» **Problem details**: After removing every image, reproduce the data exactly as it appears.

» **Stored data**:

========================================

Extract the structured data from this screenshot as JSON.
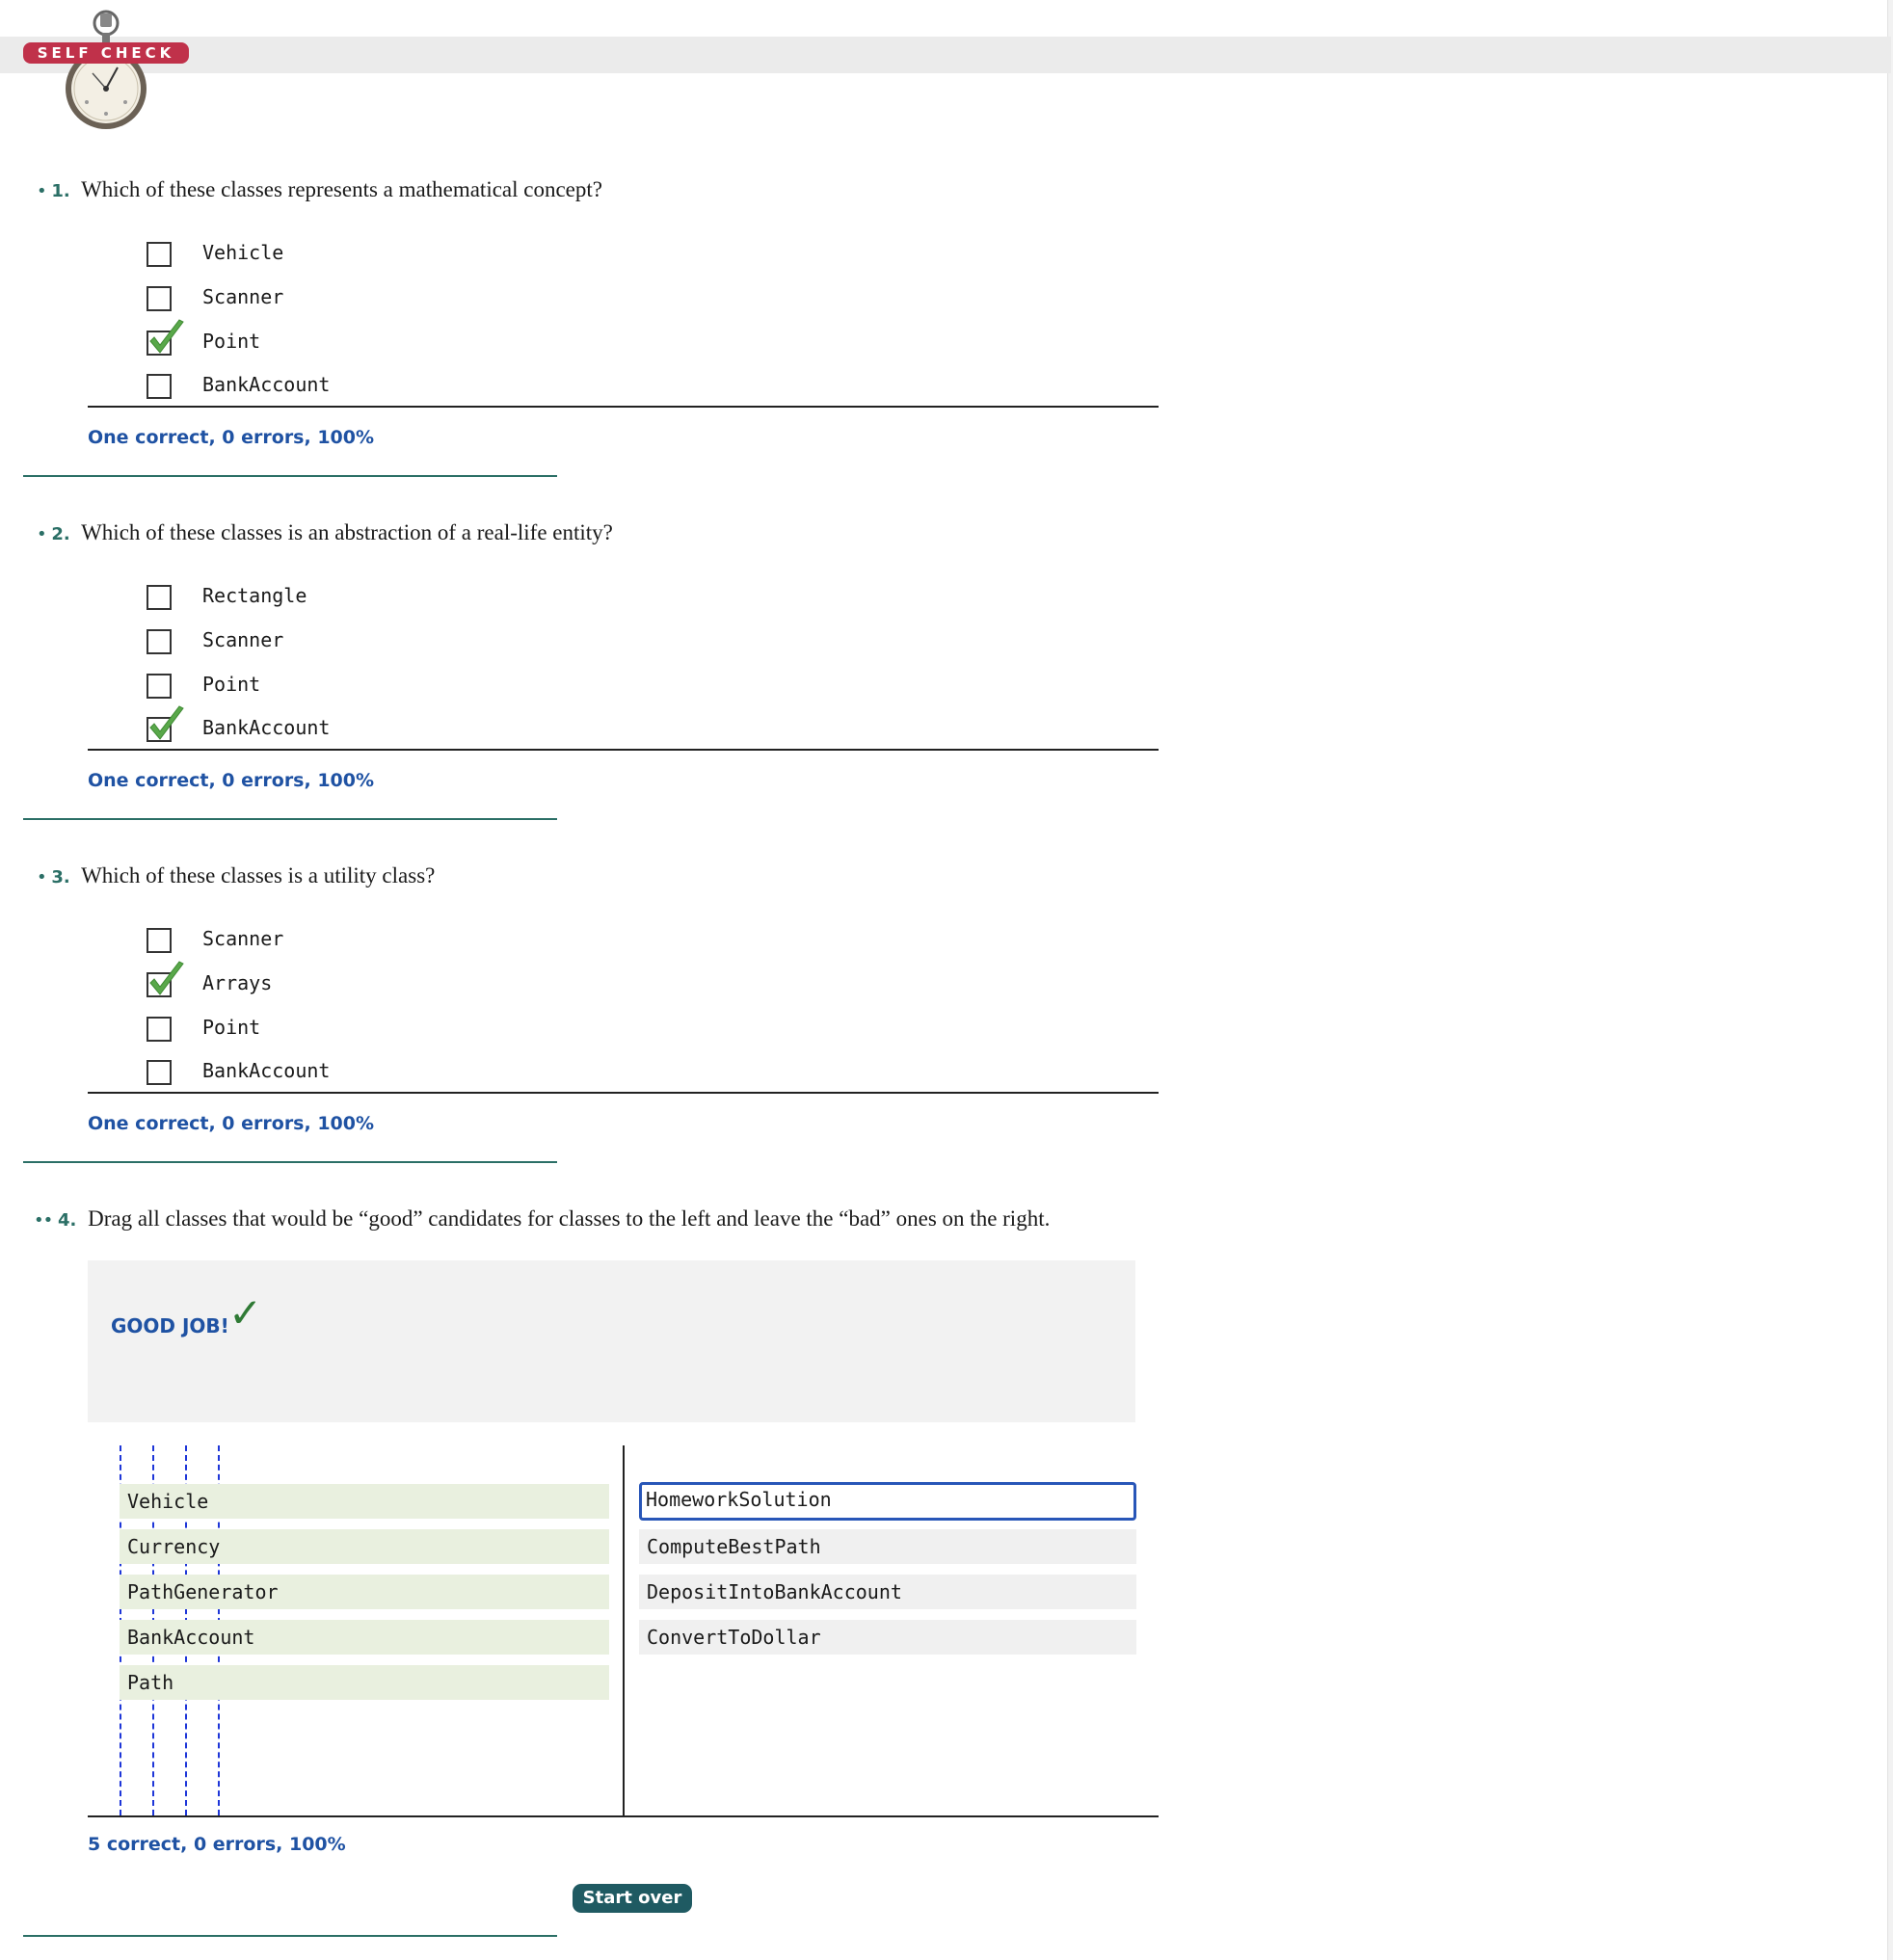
{
  "header": {
    "badge_label": "SELF CHECK"
  },
  "questions": [
    {
      "bullet": "•",
      "number": "1.",
      "text": "Which of these classes represents a mathematical concept?",
      "options": [
        {
          "label": "Vehicle",
          "checked": false
        },
        {
          "label": "Scanner",
          "checked": false
        },
        {
          "label": "Point",
          "checked": true
        },
        {
          "label": "BankAccount",
          "checked": false
        }
      ],
      "score": "One correct, 0 errors, 100%"
    },
    {
      "bullet": "•",
      "number": "2.",
      "text": "Which of these classes is an abstraction of a real-life entity?",
      "options": [
        {
          "label": "Rectangle",
          "checked": false
        },
        {
          "label": "Scanner",
          "checked": false
        },
        {
          "label": "Point",
          "checked": false
        },
        {
          "label": "BankAccount",
          "checked": true
        }
      ],
      "score": "One correct, 0 errors, 100%"
    },
    {
      "bullet": "•",
      "number": "3.",
      "text": "Which of these classes is a utility class?",
      "options": [
        {
          "label": "Scanner",
          "checked": false
        },
        {
          "label": "Arrays",
          "checked": true
        },
        {
          "label": "Point",
          "checked": false
        },
        {
          "label": "BankAccount",
          "checked": false
        }
      ],
      "score": "One correct, 0 errors, 100%"
    },
    {
      "bullet": "••",
      "number": "4.",
      "text": "Drag all classes that would be “good” candidates for classes to the left and leave the “bad” ones on the right.",
      "feedback": "GOOD JOB!",
      "feedback_icon": "✓",
      "good_items": [
        "Vehicle",
        "Currency",
        "PathGenerator",
        "BankAccount",
        "Path"
      ],
      "bad_items": [
        "HomeworkSolution",
        "ComputeBestPath",
        "DepositIntoBankAccount",
        "ConvertToDollar"
      ],
      "score": "5 correct, 0 errors, 100%",
      "start_over_label": "Start over"
    }
  ],
  "colors": {
    "accent_blue": "#1f52a3",
    "teal": "#2b6f66",
    "check_green": "#2f7a35",
    "badge_red": "#c0314a",
    "button": "#1f5a62"
  }
}
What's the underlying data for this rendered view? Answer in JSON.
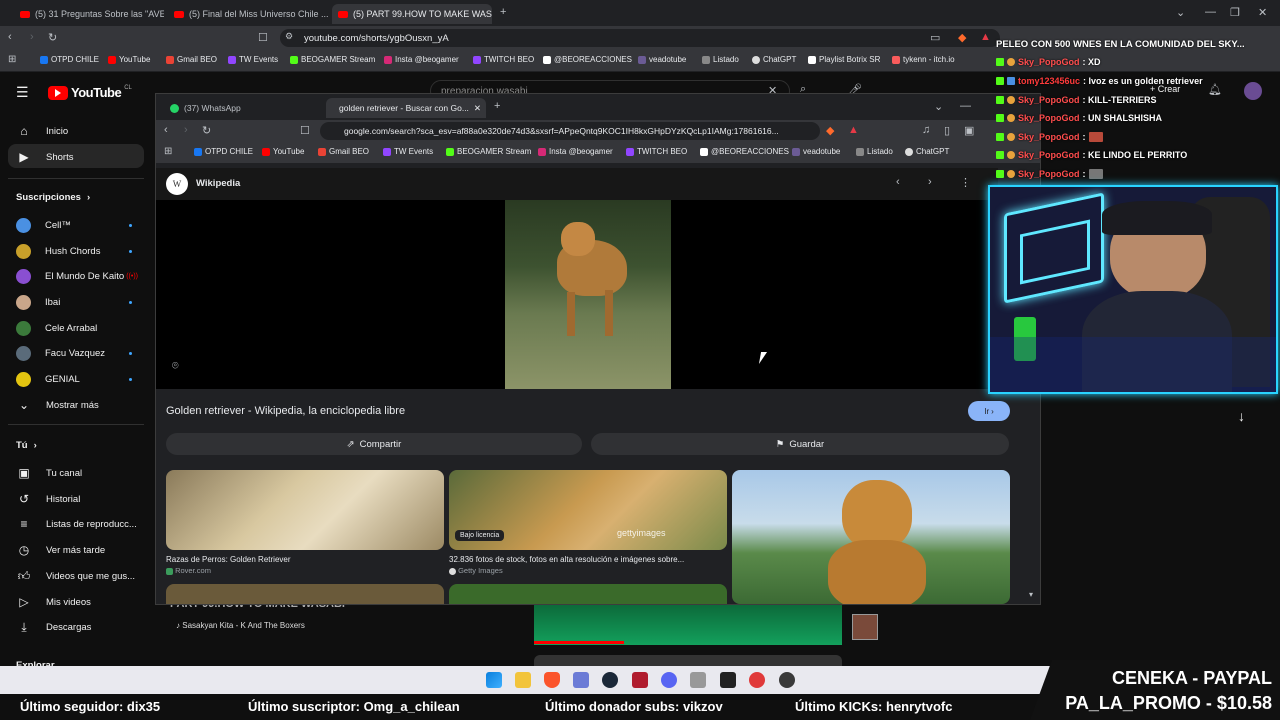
{
  "outer_browser": {
    "tabs": [
      {
        "label": "(5) 31 Preguntas Sobre las \"AVES\"",
        "active": false
      },
      {
        "label": "(5) Final del Miss Universo Chile ...",
        "active": false
      },
      {
        "label": "(5) PART 99.HOW TO MAKE WASA...",
        "active": true
      }
    ],
    "url": "youtube.com/shorts/ygbOusxn_yA",
    "bookmarks": [
      "OTPD CHILE",
      "YouTube",
      "Gmail BEO",
      "TW Events",
      "BEOGAMER Stream",
      "Insta @beogamer",
      "TWITCH BEO",
      "@BEOREACCIONES",
      "veadotube",
      "Listado",
      "ChatGPT",
      "Playlist Botrix SR",
      "tykenn - itch.io"
    ]
  },
  "youtube": {
    "logo": "YouTube",
    "country": "CL",
    "search_value": "preparacion wasabi",
    "create_label": "Crear",
    "sidebar": {
      "main": [
        "Inicio",
        "Shorts"
      ],
      "subs_header": "Suscripciones",
      "subs": [
        {
          "label": "Cell™",
          "color": "#4a90e2"
        },
        {
          "label": "Hush Chords",
          "color": "#c8a02a"
        },
        {
          "label": "El Mundo De Kaito",
          "color": "#8a4fd1"
        },
        {
          "label": "Ibai",
          "color": "#c9a68a"
        },
        {
          "label": "Cele Arrabal",
          "color": "#3b7a3b"
        },
        {
          "label": "Facu Vazquez",
          "color": "#5a6b7a"
        },
        {
          "label": "GENIAL",
          "color": "#e3c410"
        }
      ],
      "more": "Mostrar más",
      "you_header": "Tú",
      "you": [
        "Tu canal",
        "Historial",
        "Listas de reproducc...",
        "Ver más tarde",
        "Videos que me gus...",
        "Mis videos",
        "Descargas"
      ],
      "explore": "Explorar"
    },
    "video_title": "PART 99.HOW TO MAKE WASABI",
    "song": "Sasakyan Kita - K And The Boxers"
  },
  "inner_browser": {
    "tabs": [
      {
        "label": "(37) WhatsApp",
        "active": false
      },
      {
        "label": "golden retriever - Buscar con Go...",
        "active": true
      }
    ],
    "url": "google.com/search?sca_esv=af88a0e320de74d3&sxsrf=APpeQntq9KOC1IH8kxGHpDYzKQcLp1IAMg:17861616...",
    "bookmarks": [
      "OTPD CHILE",
      "YouTube",
      "Gmail BEO",
      "TW Events",
      "BEOGAMER Stream",
      "Insta @beogamer",
      "TWITCH BEO",
      "@BEOREACCIONES",
      "veadotube",
      "Listado",
      "ChatGPT"
    ],
    "source_name": "Wikipedia",
    "result_title": "Golden retriever - Wikipedia, la enciclopedia libre",
    "go_label": "Ir",
    "share_label": "Compartir",
    "save_label": "Guardar",
    "related": [
      {
        "caption": "Razas de Perros: Golden Retriever",
        "source": "Rover.com",
        "badge": ""
      },
      {
        "caption": "32.836 fotos de stock, fotos en alta resolución e imágenes sobre...",
        "source": "Getty Images",
        "badge": "Bajo licencia"
      },
      {
        "caption": "",
        "source": "",
        "badge": ""
      }
    ],
    "getty_watermark": "gettyimages"
  },
  "chat": {
    "header": "PELEO CON 500 WNES EN LA COMUNIDAD DEL SKY...",
    "messages": [
      {
        "user": "Sky_PopoGod",
        "text": ": XD",
        "color": "#ff4d4d"
      },
      {
        "user": "tomy123456uc",
        "text": ": Ivoz es un golden retriever",
        "color": "#ff3b3b"
      },
      {
        "user": "Sky_PopoGod",
        "text": ": KILL-TERRIERS",
        "color": "#ff4d4d"
      },
      {
        "user": "Sky_PopoGod",
        "text": ": UN SHALSHISHA",
        "color": "#ff4d4d"
      },
      {
        "user": "Sky_PopoGod",
        "text": ":",
        "color": "#ff4d4d"
      },
      {
        "user": "Sky_PopoGod",
        "text": ": KE LINDO EL PERRITO",
        "color": "#ff4d4d"
      },
      {
        "user": "Sky_PopoGod",
        "text": ":",
        "color": "#ff4d4d"
      }
    ]
  },
  "ticker": {
    "follower": "Último seguidor: dix35",
    "subscriber": "Último suscriptor: Omg_a_chilean",
    "donor": "Último donador subs: vikzov",
    "kicks": "Último KICKs: henrytvofc"
  },
  "promo": {
    "line1": "CENEKA - PAYPAL",
    "line2": "PA_LA_PROMO - $10.58"
  }
}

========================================

» **Exercise solution**:
Extract the structured data from this screenshot as JSON.
{
  "header": {
    "badge_label": "SELF CHECK"
  },
  "questions": [
    {
      "bullet": "•",
      "number": "1.",
      "text": "Which of these classes represents a mathematical concept?",
      "options": [
        {
          "label": "Vehicle",
          "checked": false
        },
        {
          "label": "Scanner",
          "checked": false
        },
        {
          "label": "Point",
          "checked": true
        },
        {
          "label": "BankAccount",
          "checked": false
        }
      ],
      "score": "One correct, 0 errors, 100%"
    },
    {
      "bullet": "•",
      "number": "2.",
      "text": "Which of these classes is an abstraction of a real-life entity?",
      "options": [
        {
          "label": "Rectangle",
          "checked": false
        },
        {
          "label": "Scanner",
          "checked": false
        },
        {
          "label": "Point",
          "checked": false
        },
        {
          "label": "BankAccount",
          "checked": true
        }
      ],
      "score": "One correct, 0 errors, 100%"
    },
    {
      "bullet": "•",
      "number": "3.",
      "text": "Which of these classes is a utility class?",
      "options": [
        {
          "label": "Scanner",
          "checked": false
        },
        {
          "label": "Arrays",
          "checked": true
        },
        {
          "label": "Point",
          "checked": false
        },
        {
          "label": "BankAccount",
          "checked": false
        }
      ],
      "score": "One correct, 0 errors, 100%"
    },
    {
      "bullet": "••",
      "number": "4.",
      "text": "Drag all classes that would be “good” candidates for classes to the left and leave the “bad” ones on the right.",
      "feedback": "GOOD JOB!",
      "feedback_icon": "✓",
      "good_items": [
        "Vehicle",
        "Currency",
        "PathGenerator",
        "BankAccount",
        "Path"
      ],
      "bad_items": [
        "HomeworkSolution",
        "ComputeBestPath",
        "DepositIntoBankAccount",
        "ConvertToDollar"
      ],
      "score": "5 correct, 0 errors, 100%",
      "start_over_label": "Start over"
    }
  ],
  "colors": {
    "accent_blue": "#1f52a3",
    "teal": "#2b6f66",
    "check_green": "#2f7a35",
    "badge_red": "#c0314a",
    "button": "#1f5a62"
  }
}
What's the underlying data for this rendered view? Answer in JSON.
{
  "outer_browser": {
    "tabs": [
      {
        "label": "(5) 31 Preguntas Sobre las \"AVES\"",
        "active": false
      },
      {
        "label": "(5) Final del Miss Universo Chile ...",
        "active": false
      },
      {
        "label": "(5) PART 99.HOW TO MAKE WASA...",
        "active": true
      }
    ],
    "url": "youtube.com/shorts/ygbOusxn_yA",
    "bookmarks": [
      "OTPD CHILE",
      "YouTube",
      "Gmail BEO",
      "TW Events",
      "BEOGAMER Stream",
      "Insta @beogamer",
      "TWITCH BEO",
      "@BEOREACCIONES",
      "veadotube",
      "Listado",
      "ChatGPT",
      "Playlist Botrix SR",
      "tykenn - itch.io"
    ]
  },
  "youtube": {
    "logo": "YouTube",
    "country": "CL",
    "search_value": "preparacion wasabi",
    "create_label": "Crear",
    "sidebar": {
      "main": [
        "Inicio",
        "Shorts"
      ],
      "subs_header": "Suscripciones",
      "subs": [
        {
          "label": "Cell™",
          "color": "#4a90e2"
        },
        {
          "label": "Hush Chords",
          "color": "#c8a02a"
        },
        {
          "label": "El Mundo De Kaito",
          "color": "#8a4fd1"
        },
        {
          "label": "Ibai",
          "color": "#c9a68a"
        },
        {
          "label": "Cele Arrabal",
          "color": "#3b7a3b"
        },
        {
          "label": "Facu Vazquez",
          "color": "#5a6b7a"
        },
        {
          "label": "GENIAL",
          "color": "#e3c410"
        }
      ],
      "more": "Mostrar más",
      "you_header": "Tú",
      "you": [
        "Tu canal",
        "Historial",
        "Listas de reproducc...",
        "Ver más tarde",
        "Videos que me gus...",
        "Mis videos",
        "Descargas"
      ],
      "explore": "Explorar"
    },
    "video_title": "PART 99.HOW TO MAKE WASABI",
    "song": "Sasakyan Kita - K And The Boxers"
  },
  "inner_browser": {
    "tabs": [
      {
        "label": "(37) WhatsApp",
        "active": false
      },
      {
        "label": "golden retriever - Buscar con Go...",
        "active": true
      }
    ],
    "url": "google.com/search?sca_esv=af88a0e320de74d3&sxsrf=APpeQntq9KOC1IH8kxGHpDYzKQcLp1IAMg:17861616...",
    "bookmarks": [
      "OTPD CHILE",
      "YouTube",
      "Gmail BEO",
      "TW Events",
      "BEOGAMER Stream",
      "Insta @beogamer",
      "TWITCH BEO",
      "@BEOREACCIONES",
      "veadotube",
      "Listado",
      "ChatGPT"
    ],
    "source_name": "Wikipedia",
    "result_title": "Golden retriever - Wikipedia, la enciclopedia libre",
    "go_label": "Ir",
    "share_label": "Compartir",
    "save_label": "Guardar",
    "related": [
      {
        "caption": "Razas de Perros: Golden Retriever",
        "source": "Rover.com",
        "badge": ""
      },
      {
        "caption": "32.836 fotos de stock, fotos en alta resolución e imágenes sobre...",
        "source": "Getty Images",
        "badge": "Bajo licencia"
      },
      {
        "caption": "",
        "source": "",
        "badge": ""
      }
    ],
    "getty_watermark": "gettyimages"
  },
  "chat": {
    "header": "PELEO CON 500 WNES EN LA COMUNIDAD DEL SKY...",
    "messages": [
      {
        "user": "Sky_PopoGod",
        "text": ": XD",
        "color": "#ff4d4d"
      },
      {
        "user": "tomy123456uc",
        "text": ": Ivoz es un golden retriever",
        "color": "#ff3b3b"
      },
      {
        "user": "Sky_PopoGod",
        "text": ": KILL-TERRIERS",
        "color": "#ff4d4d"
      },
      {
        "user": "Sky_PopoGod",
        "text": ": UN SHALSHISHA",
        "color": "#ff4d4d"
      },
      {
        "user": "Sky_PopoGod",
        "text": ":",
        "color": "#ff4d4d"
      },
      {
        "user": "Sky_PopoGod",
        "text": ": KE LINDO EL PERRITO",
        "color": "#ff4d4d"
      },
      {
        "user": "Sky_PopoGod",
        "text": ":",
        "color": "#ff4d4d"
      }
    ]
  },
  "ticker": {
    "follower": "Último seguidor: dix35",
    "subscriber": "Último suscriptor: Omg_a_chilean",
    "donor": "Último donador subs: vikzov",
    "kicks": "Último KICKs: henrytvofc"
  },
  "promo": {
    "line1": "CENEKA - PAYPAL",
    "line2": "PA_LA_PROMO - $10.58"
  }
}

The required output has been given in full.